That's according to a new report published by the Federal Reserve, which found that sales for 88% of small businesses have not yet returned to pre-crisis levels. About one in three -- roughly 30% -- of businesses said they expected they could not stay afloat without further assistance from the government, according to the report from the U.S. central bank’s 12 regional offices.
The Small Business Credit Survey was conducted in September and October of last year, before Congress passed the latest $900 billion coronavirus relief package and relaunched the Paycheck Protection Program. But the report, based on responses from close to 10,000 businesses with fewer than 500 employees, underscores the extent of the pain inflicted on small businesses by the pandemic and lockdown measures implemented to curb the spread of the virus.

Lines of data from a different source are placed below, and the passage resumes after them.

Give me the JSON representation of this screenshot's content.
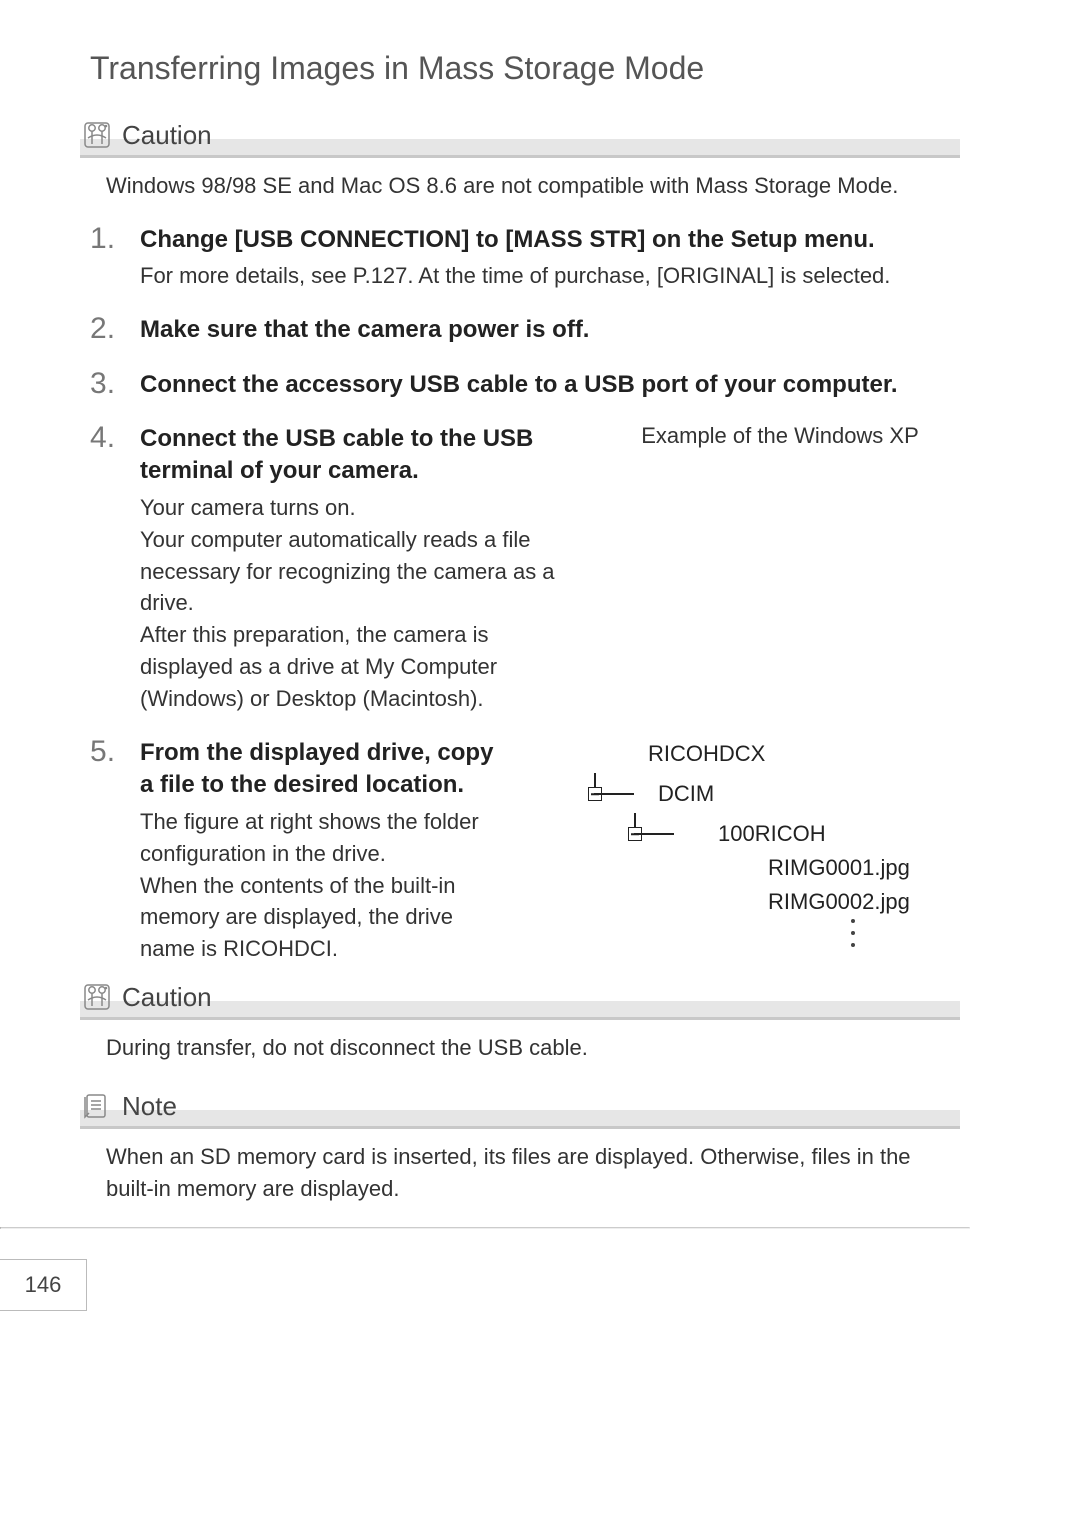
{
  "section_title": "Transferring Images in Mass Storage Mode",
  "caution1": {
    "title": "Caution",
    "body": "Windows 98/98 SE and Mac OS 8.6 are not compatible with Mass Storage Mode."
  },
  "steps": [
    {
      "head": "Change [USB CONNECTION] to [MASS STR] on the Setup menu.",
      "body": "For more details, see P.127. At the time of purchase, [ORIGINAL] is selected."
    },
    {
      "head": "Make sure that the camera power is off."
    },
    {
      "head": "Connect the accessory USB cable to a USB port of your computer."
    },
    {
      "head": "Connect the USB cable to the USB terminal of your camera.",
      "body": "Your camera turns on.\nYour computer automatically reads a file necessary for recognizing the camera as a drive.\nAfter this preparation, the camera is displayed as a drive at My Computer (Windows) or Desktop (Macintosh).",
      "aside_caption": "Example of the Windows XP"
    },
    {
      "head": "From the displayed drive, copy a file to the desired location.",
      "body": "The figure at right shows the folder configuration in the drive.\nWhen the contents of the built-in memory are displayed, the drive name is RICOHDCI."
    }
  ],
  "folder_tree": {
    "root": "RICOHDCX",
    "l1": "DCIM",
    "l2": "100RICOH",
    "files": [
      "RIMG0001.jpg",
      "RIMG0002.jpg"
    ]
  },
  "caution2": {
    "title": "Caution",
    "body": "During transfer, do not disconnect the USB cable."
  },
  "note": {
    "title": "Note",
    "body": "When an SD memory card is inserted, its files are displayed. Otherwise, files in the built-in memory are displayed."
  },
  "page_number": "146"
}
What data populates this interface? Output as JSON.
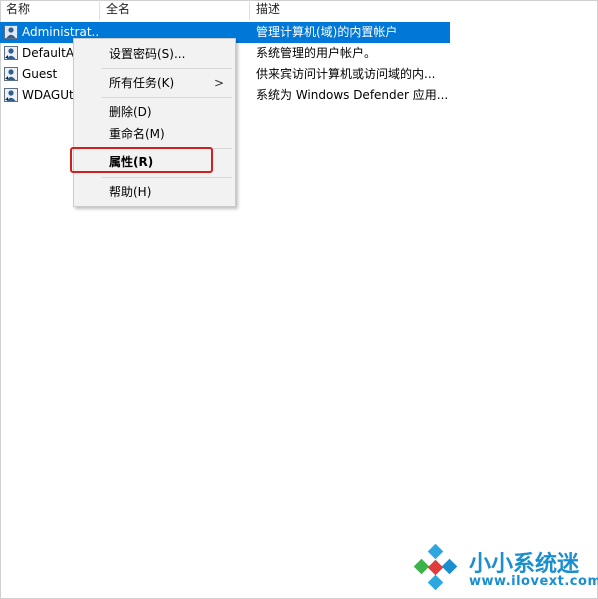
{
  "columns": {
    "name": "名称",
    "full_name": "全名",
    "description": "描述"
  },
  "users": [
    {
      "name": "Administrat...",
      "full_name": "",
      "description": "管理计算机(域)的内置帐户",
      "selected": true
    },
    {
      "name": "DefaultAc",
      "full_name": "",
      "description": "系统管理的用户帐户。",
      "selected": false
    },
    {
      "name": "Guest",
      "full_name": "",
      "description": "供来宾访问计算机或访问域的内...",
      "selected": false
    },
    {
      "name": "WDAGUt",
      "full_name": "",
      "description": "系统为 Windows Defender 应用...",
      "selected": false
    }
  ],
  "context_menu": {
    "set_password": "设置密码(S)...",
    "all_tasks": "所有任务(K)",
    "all_tasks_arrow": ">",
    "delete": "删除(D)",
    "rename": "重命名(M)",
    "properties": "属性(R)",
    "help": "帮助(H)"
  },
  "watermark": {
    "text": "小小系统迷",
    "url": "www.ilovext.com"
  },
  "colors": {
    "selection": "#0078d7",
    "highlight_box": "#d22020",
    "watermark": "#1b8ecf"
  },
  "icons": {
    "user": "user-icon",
    "logo": "diamond-logo-icon"
  }
}
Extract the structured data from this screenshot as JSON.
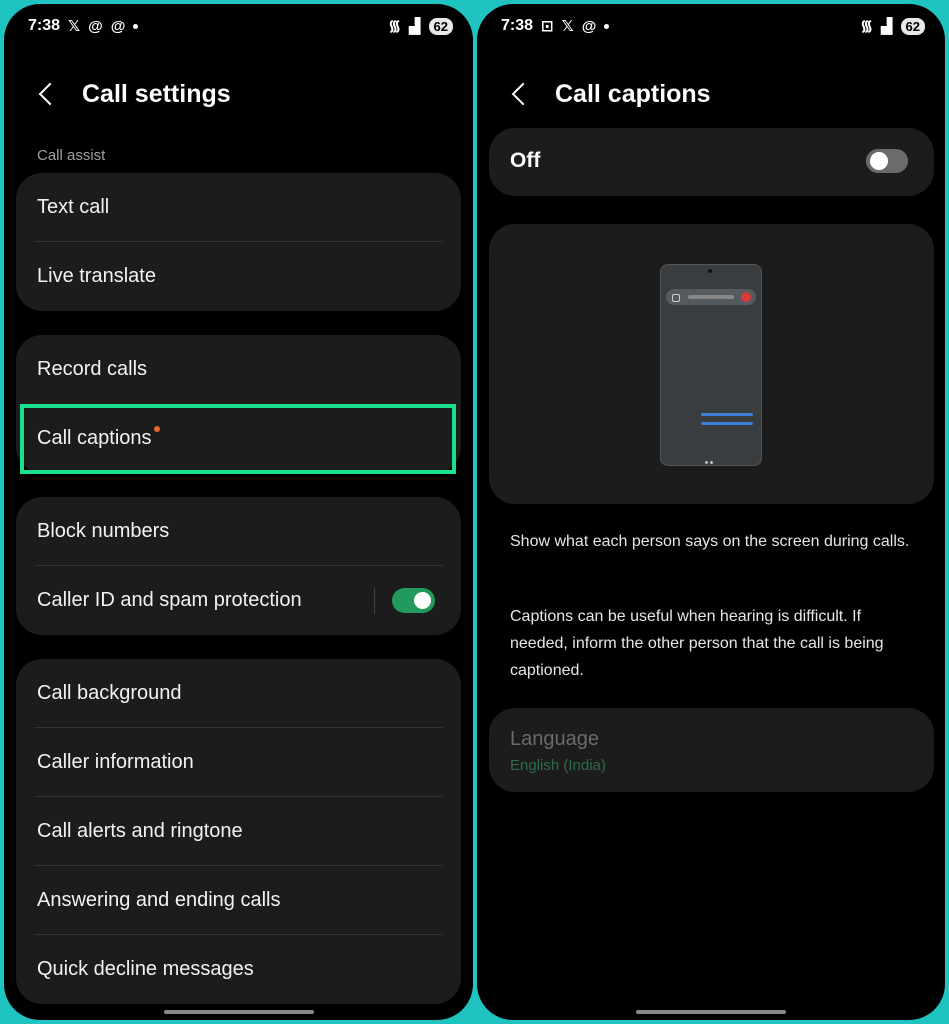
{
  "status_bar": {
    "time": "7:38",
    "battery": "62",
    "left_icons": [
      "x-icon",
      "threads-icon",
      "threads-icon",
      "dot-icon"
    ],
    "right_icons": [
      "wifi-icon",
      "signal-icon"
    ]
  },
  "left_screen": {
    "title": "Call settings",
    "section_label": "Call assist",
    "group1": [
      "Text call",
      "Live translate"
    ],
    "group2": [
      "Record calls",
      "Call captions"
    ],
    "group3": [
      "Block numbers",
      "Caller ID and spam protection"
    ],
    "group4": [
      "Call background",
      "Caller information",
      "Call alerts and ringtone",
      "Answering and ending calls",
      "Quick decline messages"
    ],
    "caller_id_toggle": "on",
    "highlight_color": "#1ae08e"
  },
  "right_screen": {
    "title": "Call captions",
    "toggle_label": "Off",
    "toggle_state": "off",
    "description1": "Show what each person says on the screen during calls.",
    "description2": "Captions can be useful when hearing is difficult. If needed, inform the other person that the call is being captioned.",
    "language_title": "Language",
    "language_value": "English (India)"
  },
  "colors": {
    "accent_green": "#219b5b",
    "frame": "#1fc3bf"
  }
}
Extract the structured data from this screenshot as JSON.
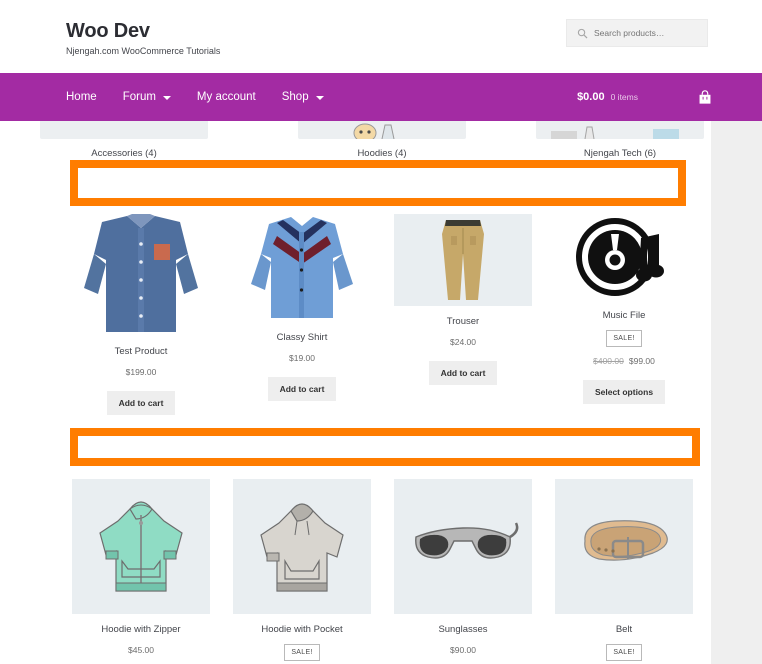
{
  "header": {
    "title": "Woo Dev",
    "tagline": "Njengah.com WooCommerce Tutorials",
    "search": {
      "placeholder": "Search products…",
      "value": "",
      "icon": "search-icon"
    }
  },
  "nav": {
    "items": [
      {
        "label": "Home",
        "has_dropdown": false
      },
      {
        "label": "Forum",
        "has_dropdown": true
      },
      {
        "label": "My account",
        "has_dropdown": false
      },
      {
        "label": "Shop",
        "has_dropdown": true
      }
    ],
    "cart": {
      "total": "$0.00",
      "count": "0 items",
      "icon": "shopping-basket-icon"
    }
  },
  "categories": [
    {
      "label": "Accessories (4)"
    },
    {
      "label": "Hoodies (4)"
    },
    {
      "label": "Njengah Tech (6)"
    }
  ],
  "products_row_1": [
    {
      "title": "Test Product",
      "price": "$199.00",
      "regular_price": "",
      "on_sale": false,
      "sale_label": "",
      "button": "Add to cart",
      "image": "blue-dress-shirt-photo"
    },
    {
      "title": "Classy Shirt",
      "price": "$19.00",
      "regular_price": "",
      "on_sale": false,
      "sale_label": "",
      "button": "Add to cart",
      "image": "chevron-panel-shirt-photo"
    },
    {
      "title": "Trouser",
      "price": "$24.00",
      "regular_price": "",
      "on_sale": false,
      "sale_label": "",
      "button": "Add to cart",
      "image": "khaki-trousers-photo"
    },
    {
      "title": "Music File",
      "price": "$99.00",
      "regular_price": "$400.00",
      "on_sale": true,
      "sale_label": "SALE!",
      "button": "Select options",
      "image": "vinyl-record-music-note-icon"
    }
  ],
  "products_row_2": [
    {
      "title": "Hoodie with Zipper",
      "price": "$45.00",
      "regular_price": "",
      "on_sale": false,
      "sale_label": "",
      "button": "",
      "image": "mint-zip-hoodie-sketch"
    },
    {
      "title": "Hoodie with Pocket",
      "price": "",
      "regular_price": "",
      "on_sale": true,
      "sale_label": "SALE!",
      "button": "",
      "image": "gray-pocket-hoodie-sketch"
    },
    {
      "title": "Sunglasses",
      "price": "$90.00",
      "regular_price": "",
      "on_sale": false,
      "sale_label": "",
      "button": "",
      "image": "sunglasses-sketch"
    },
    {
      "title": "Belt",
      "price": "",
      "regular_price": "",
      "on_sale": true,
      "sale_label": "SALE!",
      "button": "",
      "image": "leather-belt-sketch"
    }
  ],
  "annotations": [
    {
      "name": "highlight-box-top",
      "color": "#ff7d00"
    },
    {
      "name": "highlight-box-bottom",
      "color": "#ff7d00"
    }
  ],
  "colors": {
    "nav_purple": "#a32ba3",
    "highlight_orange": "#ff7d00",
    "page_background": "#efefef",
    "content_background": "#ffffff",
    "product_tile": "#e9eef1"
  }
}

“At the time our survey was fielded, six months into the pandemic, closures, layoffs, depressed revenue, and uncertainty continued to plague small businesses across the country,” the report said. “Small business debt mounted and business owners plowed their personal savings into their firms to keep them afloat.”
At the time, more than 90% of small businesses said they had applied for aid, including 83% who sought a forgivable loan through the Paycheck Protection Program. About three-fourths, or 77%, said they received the aid they wanted.
But the report also highlighted the uneven toll of the pandemic on minority-owned businesses. While 57% of businesses said their financial situation was "fair" or "poor" in the fall, that figured increased to 77% for Black-owned firms and 66% for Latino-owned firms.
Congress established the $670 billion Paycheck Protection Program last year with the passage of the CARES Act at the end of March. Lawmakers authorized another $284 billion in December to provide a second round of forgivable loans to small businesses as part of its more comprehensive $900 billion COVID relief plan.
At least $40 billion has been set aside for businesses with 10 or fewer employees and for loans under $250,000 in low-income areas.
Only businesses with 300 employees or fewer are eligible to receive a second loan, which will be capped at $2 million. Borrowers also need to prove that they saw a 25% reduction in gross receipts during a quarter in 2020 compared with the same quarter in 2019.
During the first round, businesses with fewer than 500 employees could receive as much as $10 million.
Congressional Democrats are also pushing ahead with passing President Biden's $1.9 trillion coronavirus relief plan, which is expected to establish a new $15 billion program separate from the PPP for small businesses. The measure would also make a $35 billion investment in some state, local, tribal and non-profit financing programs that can provide low-interest loans and venture capital to help small businesses.